▶ _WHAT THE EXERCISE ASKS_
Everything in the listing must be repeated exactly, apart from the images.

▶ _MATERIAL TO PROCESS_

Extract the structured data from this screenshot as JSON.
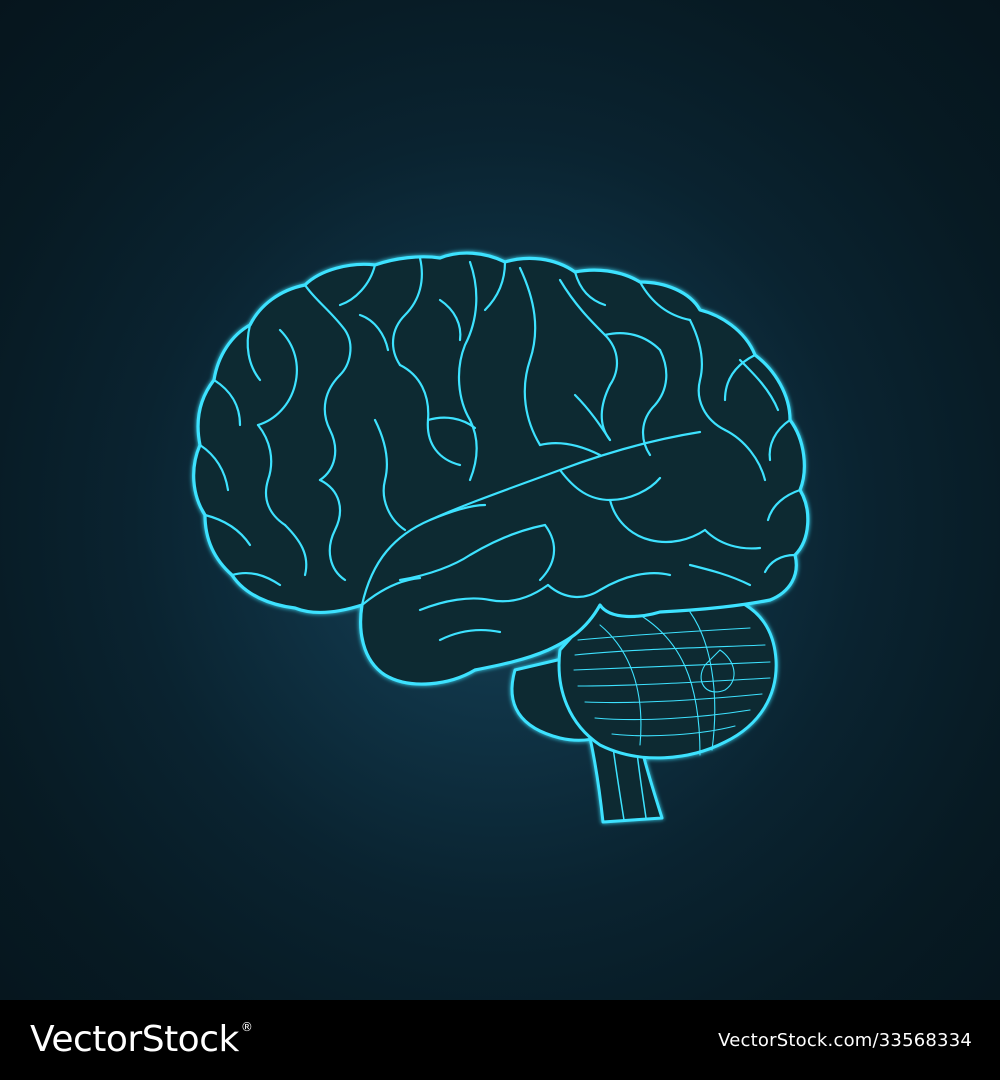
{
  "image": {
    "subject": "brain-illustration",
    "colors": {
      "background_center": "#17445a",
      "background_edge": "#06151d",
      "brain_fill": "#0d2a31",
      "outline": "#3ee2ff",
      "footer_background": "#000000",
      "footer_text": "#ffffff"
    }
  },
  "footer": {
    "brand": "VectorStock",
    "registered_mark": "®",
    "url": "VectorStock.com/33568334"
  }
}
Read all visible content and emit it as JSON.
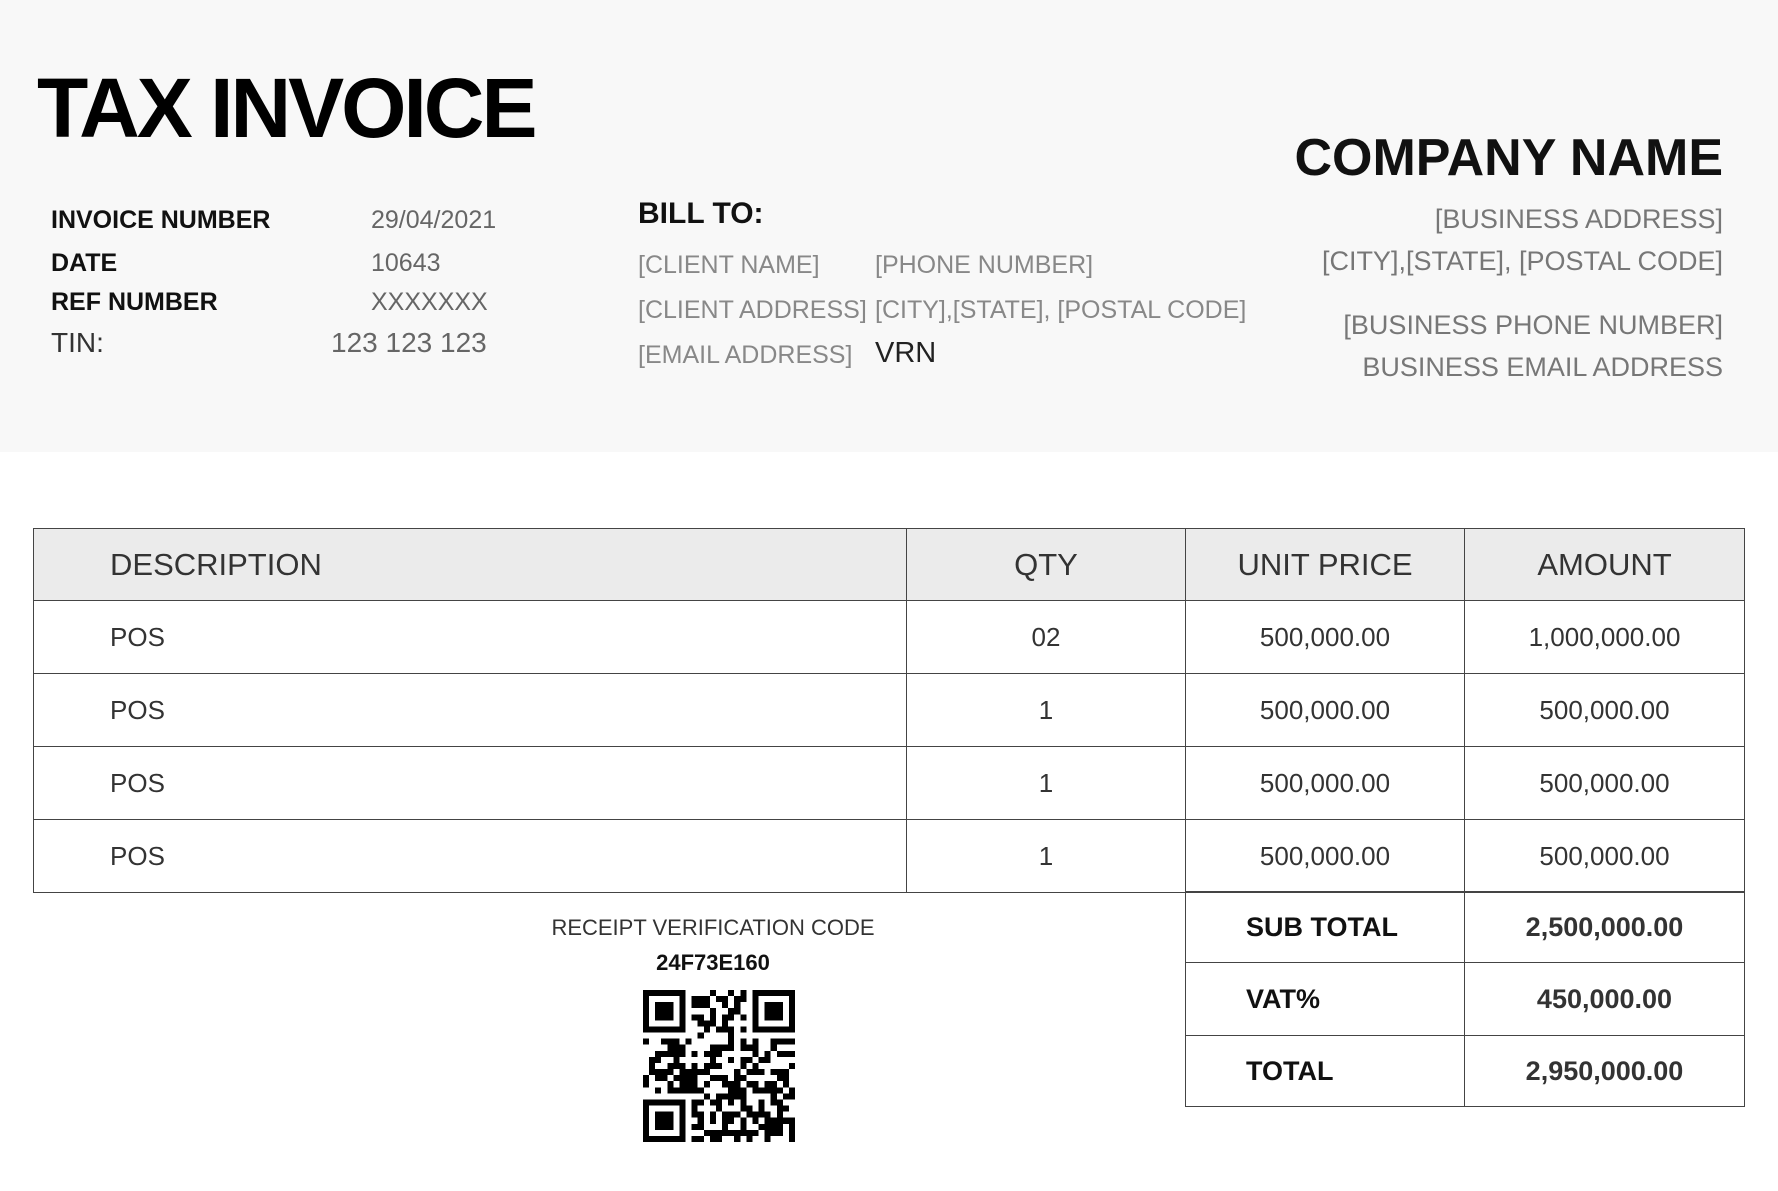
{
  "document": {
    "title": "TAX INVOICE"
  },
  "invoice_meta": [
    {
      "label": "INVOICE NUMBER",
      "value": "29/04/2021"
    },
    {
      "label": "DATE",
      "value": "10643"
    },
    {
      "label": "REF NUMBER",
      "value": "XXXXXXX"
    },
    {
      "label": "TIN:",
      "value": "123 123 123"
    }
  ],
  "bill_to": {
    "heading": "BILL TO:",
    "client_name": "[CLIENT NAME]",
    "phone_number": "[PHONE NUMBER]",
    "client_address": "[CLIENT ADDRESS]",
    "city_state_postal": "[CITY],[STATE], [POSTAL CODE]",
    "email_address": "[EMAIL ADDRESS]",
    "vrn": "VRN"
  },
  "company": {
    "name": "COMPANY NAME",
    "business_address": "[BUSINESS ADDRESS]",
    "city_state_postal": "[CITY],[STATE], [POSTAL CODE]",
    "business_phone": "[BUSINESS PHONE NUMBER]",
    "business_email": "BUSINESS EMAIL ADDRESS"
  },
  "items_table": {
    "headers": {
      "description": "DESCRIPTION",
      "qty": "QTY",
      "unit_price": "UNIT PRICE",
      "amount": "AMOUNT"
    },
    "rows": [
      {
        "description": "POS",
        "qty": "02",
        "unit_price": "500,000.00",
        "amount": "1,000,000.00"
      },
      {
        "description": "POS",
        "qty": "1",
        "unit_price": "500,000.00",
        "amount": "500,000.00"
      },
      {
        "description": "POS",
        "qty": "1",
        "unit_price": "500,000.00",
        "amount": "500,000.00"
      },
      {
        "description": "POS",
        "qty": "1",
        "unit_price": "500,000.00",
        "amount": "500,000.00"
      }
    ]
  },
  "totals": {
    "sub_total_label": "SUB TOTAL",
    "sub_total": "2,500,000.00",
    "vat_label": "VAT%",
    "vat": "450,000.00",
    "total_label": "TOTAL",
    "total": "2,950,000.00"
  },
  "verification": {
    "label": "RECEIPT VERIFICATION CODE",
    "code": "24F73E160",
    "qr_icon": "qr-code-icon"
  },
  "colors": {
    "header_background": "#f8f8f8",
    "table_header_background": "#ebebeb"
  }
}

▶ _TASK ANSWER_
Extract the structured data from this screenshot as JSON.
{
  "image": {
    "subject": "brain-illustration",
    "colors": {
      "background_center": "#17445a",
      "background_edge": "#06151d",
      "brain_fill": "#0d2a31",
      "outline": "#3ee2ff",
      "footer_background": "#000000",
      "footer_text": "#ffffff"
    }
  },
  "footer": {
    "brand": "VectorStock",
    "registered_mark": "®",
    "url": "VectorStock.com/33568334"
  }
}
Read all visible content and emit it as JSON.
{
  "document": {
    "title": "TAX INVOICE"
  },
  "invoice_meta": [
    {
      "label": "INVOICE NUMBER",
      "value": "29/04/2021"
    },
    {
      "label": "DATE",
      "value": "10643"
    },
    {
      "label": "REF NUMBER",
      "value": "XXXXXXX"
    },
    {
      "label": "TIN:",
      "value": "123 123 123"
    }
  ],
  "bill_to": {
    "heading": "BILL TO:",
    "client_name": "[CLIENT NAME]",
    "phone_number": "[PHONE NUMBER]",
    "client_address": "[CLIENT ADDRESS]",
    "city_state_postal": "[CITY],[STATE], [POSTAL CODE]",
    "email_address": "[EMAIL ADDRESS]",
    "vrn": "VRN"
  },
  "company": {
    "name": "COMPANY NAME",
    "business_address": "[BUSINESS ADDRESS]",
    "city_state_postal": "[CITY],[STATE], [POSTAL CODE]",
    "business_phone": "[BUSINESS PHONE NUMBER]",
    "business_email": "BUSINESS EMAIL ADDRESS"
  },
  "items_table": {
    "headers": {
      "description": "DESCRIPTION",
      "qty": "QTY",
      "unit_price": "UNIT PRICE",
      "amount": "AMOUNT"
    },
    "rows": [
      {
        "description": "POS",
        "qty": "02",
        "unit_price": "500,000.00",
        "amount": "1,000,000.00"
      },
      {
        "description": "POS",
        "qty": "1",
        "unit_price": "500,000.00",
        "amount": "500,000.00"
      },
      {
        "description": "POS",
        "qty": "1",
        "unit_price": "500,000.00",
        "amount": "500,000.00"
      },
      {
        "description": "POS",
        "qty": "1",
        "unit_price": "500,000.00",
        "amount": "500,000.00"
      }
    ]
  },
  "totals": {
    "sub_total_label": "SUB TOTAL",
    "sub_total": "2,500,000.00",
    "vat_label": "VAT%",
    "vat": "450,000.00",
    "total_label": "TOTAL",
    "total": "2,950,000.00"
  },
  "verification": {
    "label": "RECEIPT VERIFICATION CODE",
    "code": "24F73E160",
    "qr_icon": "qr-code-icon"
  },
  "colors": {
    "header_background": "#f8f8f8",
    "table_header_background": "#ebebeb"
  }
}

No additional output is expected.